Raw colors - straight from the tube - make me cringe. I've just got to "dirty 'em up" in order to get inspired.
This particular painting (Day Lilly Still Life) is a good illustration of the use of "palette dirt." I scumbled into the halftones in the "white" cloth to give it an "unusual" but more lively color.
At the end of the day, the colors remaining on my palette and scraped into a pile are often too good to toss out.
There is always harmony in using "palette dirt" (usually in halftone and shadow) - after all it is from the same colors used in the larger painting. You can always adjust the "dirt" to be warm or cool as needed.
My landscapes improve with the liberal use of palette dirt. This painting, Meander, is small (8x10) and was painted at the end of the day with lots of piles of "dirt" left over from another painting.
However, you must be aware of the "color temperature" of your "dirt" and use it wisely, i.e., halftones are cool - shadows are warm and deep shadows are "hot."
You cannot mix these up even though it isn't always obvious. Color is relative to what surrounds it. There can be warm and cool blues for example and you need to know which is which or it won't work.
Except for the skin tones, most of this portrait of my father, Carl Christensen, is "palette dirt." I even scumbled warm "dirt" over "cool" dirt to make the background.

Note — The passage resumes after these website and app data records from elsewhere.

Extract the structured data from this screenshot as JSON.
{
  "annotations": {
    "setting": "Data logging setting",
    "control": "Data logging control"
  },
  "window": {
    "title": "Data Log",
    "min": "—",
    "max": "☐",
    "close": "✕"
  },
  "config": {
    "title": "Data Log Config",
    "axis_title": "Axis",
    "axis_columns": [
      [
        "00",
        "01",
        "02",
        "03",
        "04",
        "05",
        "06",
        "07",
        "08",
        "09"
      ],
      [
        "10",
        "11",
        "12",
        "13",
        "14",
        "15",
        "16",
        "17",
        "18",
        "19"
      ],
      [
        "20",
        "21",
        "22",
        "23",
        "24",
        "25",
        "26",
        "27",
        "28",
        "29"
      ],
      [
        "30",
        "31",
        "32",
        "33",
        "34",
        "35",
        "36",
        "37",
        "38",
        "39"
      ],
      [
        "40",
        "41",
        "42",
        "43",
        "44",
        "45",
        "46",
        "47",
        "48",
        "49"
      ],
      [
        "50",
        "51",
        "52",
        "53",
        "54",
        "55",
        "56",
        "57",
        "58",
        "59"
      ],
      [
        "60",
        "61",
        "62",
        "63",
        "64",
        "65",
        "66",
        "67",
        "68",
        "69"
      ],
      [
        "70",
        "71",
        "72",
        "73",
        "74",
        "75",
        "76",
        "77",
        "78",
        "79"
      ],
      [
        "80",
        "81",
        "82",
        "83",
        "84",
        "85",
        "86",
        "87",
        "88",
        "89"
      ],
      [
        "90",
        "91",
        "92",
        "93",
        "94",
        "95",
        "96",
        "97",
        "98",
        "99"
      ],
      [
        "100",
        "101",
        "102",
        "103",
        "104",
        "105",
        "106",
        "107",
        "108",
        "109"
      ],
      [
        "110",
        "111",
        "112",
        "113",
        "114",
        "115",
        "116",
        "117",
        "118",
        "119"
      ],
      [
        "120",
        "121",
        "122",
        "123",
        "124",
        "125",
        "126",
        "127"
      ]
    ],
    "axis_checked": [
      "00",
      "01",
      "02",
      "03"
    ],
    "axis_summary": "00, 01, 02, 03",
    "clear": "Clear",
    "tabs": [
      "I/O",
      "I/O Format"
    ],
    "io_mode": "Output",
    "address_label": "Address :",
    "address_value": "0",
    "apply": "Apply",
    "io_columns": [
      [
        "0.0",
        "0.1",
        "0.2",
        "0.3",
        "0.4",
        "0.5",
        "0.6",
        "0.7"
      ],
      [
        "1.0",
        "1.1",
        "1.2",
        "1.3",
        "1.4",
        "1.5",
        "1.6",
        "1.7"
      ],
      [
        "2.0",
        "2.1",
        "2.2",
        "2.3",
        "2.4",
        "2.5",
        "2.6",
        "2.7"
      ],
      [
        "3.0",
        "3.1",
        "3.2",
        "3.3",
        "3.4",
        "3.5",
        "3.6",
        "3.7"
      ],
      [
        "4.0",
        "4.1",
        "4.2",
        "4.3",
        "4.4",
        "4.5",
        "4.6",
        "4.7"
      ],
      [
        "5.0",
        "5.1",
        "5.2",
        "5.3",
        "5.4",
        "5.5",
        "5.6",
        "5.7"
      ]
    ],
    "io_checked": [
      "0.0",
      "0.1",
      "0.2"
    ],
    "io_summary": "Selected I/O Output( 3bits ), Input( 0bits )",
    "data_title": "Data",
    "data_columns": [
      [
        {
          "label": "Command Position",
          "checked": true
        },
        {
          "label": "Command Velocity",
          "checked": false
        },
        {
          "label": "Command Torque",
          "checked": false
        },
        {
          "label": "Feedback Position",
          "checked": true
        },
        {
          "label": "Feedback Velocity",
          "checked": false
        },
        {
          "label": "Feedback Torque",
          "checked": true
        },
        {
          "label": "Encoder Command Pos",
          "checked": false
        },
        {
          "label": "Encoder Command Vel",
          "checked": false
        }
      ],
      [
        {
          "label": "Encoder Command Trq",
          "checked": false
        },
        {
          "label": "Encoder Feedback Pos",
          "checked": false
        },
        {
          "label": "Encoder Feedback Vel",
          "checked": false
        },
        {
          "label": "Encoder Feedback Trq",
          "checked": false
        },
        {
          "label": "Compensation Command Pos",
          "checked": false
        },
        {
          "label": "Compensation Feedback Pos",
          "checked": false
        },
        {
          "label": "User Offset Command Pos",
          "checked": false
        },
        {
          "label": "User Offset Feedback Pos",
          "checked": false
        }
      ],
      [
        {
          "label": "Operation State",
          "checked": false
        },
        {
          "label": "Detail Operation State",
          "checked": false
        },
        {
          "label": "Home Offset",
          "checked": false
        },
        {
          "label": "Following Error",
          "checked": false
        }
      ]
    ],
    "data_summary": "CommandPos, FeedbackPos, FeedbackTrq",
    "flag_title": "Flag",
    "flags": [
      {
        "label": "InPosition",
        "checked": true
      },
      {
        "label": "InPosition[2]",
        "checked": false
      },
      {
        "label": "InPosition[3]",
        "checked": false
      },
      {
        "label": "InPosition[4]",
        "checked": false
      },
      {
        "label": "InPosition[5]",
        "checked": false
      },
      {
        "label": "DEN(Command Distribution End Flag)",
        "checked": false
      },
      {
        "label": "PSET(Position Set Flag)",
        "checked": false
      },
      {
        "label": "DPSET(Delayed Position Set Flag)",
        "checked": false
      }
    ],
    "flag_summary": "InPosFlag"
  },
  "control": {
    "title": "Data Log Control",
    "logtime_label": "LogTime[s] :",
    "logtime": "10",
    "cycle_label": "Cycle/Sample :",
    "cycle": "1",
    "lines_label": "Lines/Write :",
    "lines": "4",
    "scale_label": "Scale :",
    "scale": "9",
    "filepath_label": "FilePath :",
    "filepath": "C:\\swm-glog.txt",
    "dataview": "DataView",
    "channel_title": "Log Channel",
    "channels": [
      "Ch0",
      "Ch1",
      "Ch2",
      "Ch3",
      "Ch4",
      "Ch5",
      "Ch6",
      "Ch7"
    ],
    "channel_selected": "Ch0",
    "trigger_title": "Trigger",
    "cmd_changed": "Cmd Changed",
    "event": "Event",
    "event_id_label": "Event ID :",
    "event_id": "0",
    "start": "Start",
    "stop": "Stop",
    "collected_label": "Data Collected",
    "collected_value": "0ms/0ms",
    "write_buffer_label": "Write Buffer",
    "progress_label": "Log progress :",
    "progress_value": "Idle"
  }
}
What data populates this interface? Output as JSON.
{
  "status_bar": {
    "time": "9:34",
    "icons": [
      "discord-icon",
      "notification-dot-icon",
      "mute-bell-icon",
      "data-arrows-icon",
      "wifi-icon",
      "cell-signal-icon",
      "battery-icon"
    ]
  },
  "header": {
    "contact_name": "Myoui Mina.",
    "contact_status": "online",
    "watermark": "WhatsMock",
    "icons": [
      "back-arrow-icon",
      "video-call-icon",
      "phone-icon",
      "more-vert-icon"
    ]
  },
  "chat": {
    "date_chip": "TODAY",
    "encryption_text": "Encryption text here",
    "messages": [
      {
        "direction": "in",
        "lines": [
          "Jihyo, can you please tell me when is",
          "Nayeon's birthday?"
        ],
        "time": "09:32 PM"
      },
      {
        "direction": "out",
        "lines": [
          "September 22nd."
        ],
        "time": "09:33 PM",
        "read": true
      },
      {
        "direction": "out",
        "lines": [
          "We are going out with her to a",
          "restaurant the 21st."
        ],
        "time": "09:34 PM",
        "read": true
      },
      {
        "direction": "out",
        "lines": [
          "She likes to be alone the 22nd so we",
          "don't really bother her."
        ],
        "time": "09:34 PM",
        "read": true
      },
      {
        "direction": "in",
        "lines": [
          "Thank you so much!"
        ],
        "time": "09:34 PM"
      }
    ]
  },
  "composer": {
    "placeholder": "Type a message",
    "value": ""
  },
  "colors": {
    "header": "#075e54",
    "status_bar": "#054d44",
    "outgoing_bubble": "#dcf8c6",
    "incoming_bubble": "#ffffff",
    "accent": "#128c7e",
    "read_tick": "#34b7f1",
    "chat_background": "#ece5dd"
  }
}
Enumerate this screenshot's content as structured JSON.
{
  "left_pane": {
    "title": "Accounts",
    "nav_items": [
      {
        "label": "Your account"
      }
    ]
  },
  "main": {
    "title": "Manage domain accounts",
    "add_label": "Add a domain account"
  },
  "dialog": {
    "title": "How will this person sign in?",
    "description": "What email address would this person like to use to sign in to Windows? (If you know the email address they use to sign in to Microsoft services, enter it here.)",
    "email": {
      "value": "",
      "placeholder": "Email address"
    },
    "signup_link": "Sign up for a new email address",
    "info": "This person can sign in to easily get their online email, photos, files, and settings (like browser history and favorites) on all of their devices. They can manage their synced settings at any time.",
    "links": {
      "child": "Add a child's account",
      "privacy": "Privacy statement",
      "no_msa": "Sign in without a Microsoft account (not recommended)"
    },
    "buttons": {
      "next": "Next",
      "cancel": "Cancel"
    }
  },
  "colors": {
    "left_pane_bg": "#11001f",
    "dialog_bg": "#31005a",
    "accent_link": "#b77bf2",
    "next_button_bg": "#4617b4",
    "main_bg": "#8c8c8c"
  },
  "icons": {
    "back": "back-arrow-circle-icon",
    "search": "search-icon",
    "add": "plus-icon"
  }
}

Using Palette Dirt offers me a wonderful range of neutral colors that I couldn't possible invent on my own.
If the pile of "palette dirt" is big enough, I save it.